WHAT YOU HAVE TO DO
Copy the data below verbatim, leaving no line out.

DATASET
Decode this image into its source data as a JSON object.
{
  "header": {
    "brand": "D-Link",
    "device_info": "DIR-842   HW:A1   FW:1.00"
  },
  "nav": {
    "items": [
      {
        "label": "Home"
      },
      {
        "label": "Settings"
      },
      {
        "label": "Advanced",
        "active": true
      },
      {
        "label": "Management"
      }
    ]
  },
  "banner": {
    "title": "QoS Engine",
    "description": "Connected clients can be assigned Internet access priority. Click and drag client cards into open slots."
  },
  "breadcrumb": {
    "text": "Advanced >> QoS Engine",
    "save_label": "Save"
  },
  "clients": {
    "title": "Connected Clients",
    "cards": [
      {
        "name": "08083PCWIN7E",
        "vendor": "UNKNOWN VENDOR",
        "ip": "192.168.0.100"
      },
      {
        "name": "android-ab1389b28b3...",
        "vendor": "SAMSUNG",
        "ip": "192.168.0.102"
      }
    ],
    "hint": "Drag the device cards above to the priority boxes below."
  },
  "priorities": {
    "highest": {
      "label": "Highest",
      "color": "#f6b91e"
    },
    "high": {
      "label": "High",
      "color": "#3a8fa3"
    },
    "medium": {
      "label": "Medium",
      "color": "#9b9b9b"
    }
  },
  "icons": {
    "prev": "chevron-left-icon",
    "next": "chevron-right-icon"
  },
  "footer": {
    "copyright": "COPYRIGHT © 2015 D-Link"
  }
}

SOLUTION TO THIS EXERCISE
Decode this image into its source data as a JSON object.
{
  "header": {
    "brand": "D-Link",
    "device_info": "DIR-842   HW:A1   FW:1.00"
  },
  "nav": {
    "items": [
      {
        "label": "Home"
      },
      {
        "label": "Settings"
      },
      {
        "label": "Advanced",
        "active": true
      },
      {
        "label": "Management"
      }
    ]
  },
  "banner": {
    "title": "QoS Engine",
    "description": "Connected clients can be assigned Internet access priority. Click and drag client cards into open slots."
  },
  "breadcrumb": {
    "text": "Advanced >> QoS Engine",
    "save_label": "Save"
  },
  "clients": {
    "title": "Connected Clients",
    "cards": [
      {
        "name": "08083PCWIN7E",
        "vendor": "UNKNOWN VENDOR",
        "ip": "192.168.0.100"
      },
      {
        "name": "android-ab1389b28b3...",
        "vendor": "SAMSUNG",
        "ip": "192.168.0.102"
      }
    ],
    "hint": "Drag the device cards above to the priority boxes below."
  },
  "priorities": {
    "highest": {
      "label": "Highest",
      "color": "#f6b91e"
    },
    "high": {
      "label": "High",
      "color": "#3a8fa3"
    },
    "medium": {
      "label": "Medium",
      "color": "#9b9b9b"
    }
  },
  "icons": {
    "prev": "chevron-left-icon",
    "next": "chevron-right-icon"
  },
  "footer": {
    "copyright": "COPYRIGHT © 2015 D-Link"
  }
}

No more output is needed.